Work for Hire is a special term of the 1976 Copyright Act. Under it, a consultant, whether he’s a musician, an ex-Green Beret or an ActiveX coder, must yield the copyright for his work to the company that pays him for it, but only if the work is called a Work for Hire in the contract itself. If those words are missing from the contract—something most clients don’t know to ask for—then you own the work and its copyright, and the client has nothing more than a lease to use it for the purpose you agreed to. If the client sells it, transfers it to another company for any money at all or pays another person to modify it, you may be entitled to sue for a share of the profit or even for damages. And under the law, you’re allowed to recycle your code or sell the product again, providing you follow the non-disclosure, trade secret and other provisions of your contract.
So what’s the bottom line? Never call your work a Work for Hire, and raise your eyebrows if the client does. Keep in mind that Work for Hire and copyright are murky, tricky parts of the law, so if you’re in the least bit of doubt, take the time to ask an expert attorney.
Don’t Litigate.
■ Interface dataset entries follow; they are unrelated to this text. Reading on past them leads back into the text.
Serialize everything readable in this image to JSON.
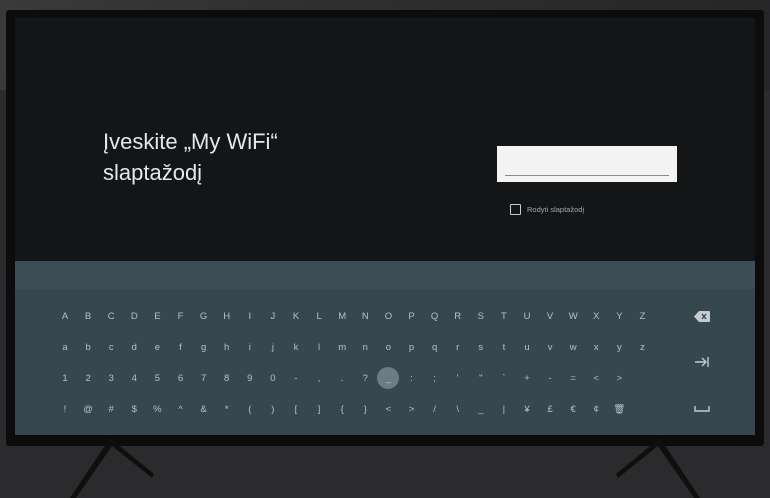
{
  "prompt": {
    "line1": "Įveskite „My WiFi“",
    "line2": "slaptažodį"
  },
  "password_field": {
    "value": "",
    "placeholder": ""
  },
  "show_password": {
    "label": "Rodyti slaptažodį",
    "checked": false
  },
  "keyboard": {
    "uppercase": [
      "A",
      "B",
      "C",
      "D",
      "E",
      "F",
      "G",
      "H",
      "I",
      "J",
      "K",
      "L",
      "M",
      "N",
      "O",
      "P",
      "Q",
      "R",
      "S",
      "T",
      "U",
      "V",
      "W",
      "X",
      "Y",
      "Z"
    ],
    "lowercase": [
      "a",
      "b",
      "c",
      "d",
      "e",
      "f",
      "g",
      "h",
      "i",
      "j",
      "k",
      "l",
      "m",
      "n",
      "o",
      "p",
      "q",
      "r",
      "s",
      "t",
      "u",
      "v",
      "w",
      "x",
      "y",
      "z"
    ],
    "digits": [
      "1",
      "2",
      "3",
      "4",
      "5",
      "6",
      "7",
      "8",
      "9",
      "0",
      "-",
      ",",
      ".",
      "?",
      "_",
      ":",
      ";",
      "'",
      "\"",
      "`",
      "+",
      "-",
      "=",
      "<",
      ">"
    ],
    "symbols": [
      "!",
      "@",
      "#",
      "$",
      "%",
      "^",
      "&",
      "*",
      "(",
      ")",
      "[",
      "]",
      "{",
      "}",
      "<",
      ">",
      "/",
      "\\",
      "_",
      "|",
      "¥",
      "£",
      "€",
      "¢",
      "🗑"
    ],
    "focused_key": "_",
    "backspace_icon": "backspace-icon",
    "enter_icon": "next-arrow-icon",
    "space_icon": "space-bar-icon"
  },
  "colors": {
    "screen_bg": "#141516",
    "keyboard_bg": "#37474f",
    "key_text": "#b7c0c4",
    "focus": "#6b7c84"
  }
}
Mediate.
How much does it cost to go to court? Enough to hurt. A small problem can ring up six figures in lawyer’s fees in a heartbeat, and if you lose, you’ll have to pay even more. Worse, lawsuits take years and suck the energy from your life and business, much like a leech. But there’s a way to keep your clients, vendors and even your employees from suing you.
First, a little background. There are two forms of alternative dispute resolution (known in the legal trade as ADR) that can solve problems quickly without draining your wallet. The first is mediation, in which both parties agree to submit their problem to an impartial third party, often a lawyer or retired judge paid by the hour, who tries to broker a deal between them. Mediation is simple and cheap—a fraction of the price of a lawsuit—and protects you from runaway jury awards. It works like diplomacy: Two parties come together with the help of a third to cut a deal.
If mediation fails, you and your opponents can submit to binding arbitration. In arbitration you pay a specially trained lawyer to act like a judge. She decides the facts of the case and makes a decision that both parties are bound to, much like a court of law. But arbitration is faster—it can be over in weeks or months, not years—and far, far cheaper. And just like mediation, there’s no jury involved. (Remember that jurors are summoned at random from the county’s voting rolls. Are you ready to trust the fate or your company to people you could meet at the gas station?)
Given the blessings of ADR, how do you ensure you’ll be able to use it when you and your clients, vendors or employees get into a fight? It’s simple: Write a “dispute resolution clause” into your contract. In a nutshell, it states that all parties to the contract agree to mediate or arbitrate their disputes and refrain from all litigation.
Not to be trite, but an ounce of prevention is worth a pound of cure. The best way to stay out of court is to end a lawsuit before it begins, and ADR is a great way to do it. For more information, visit the American Arbitration Association at www.adr.org, or ask your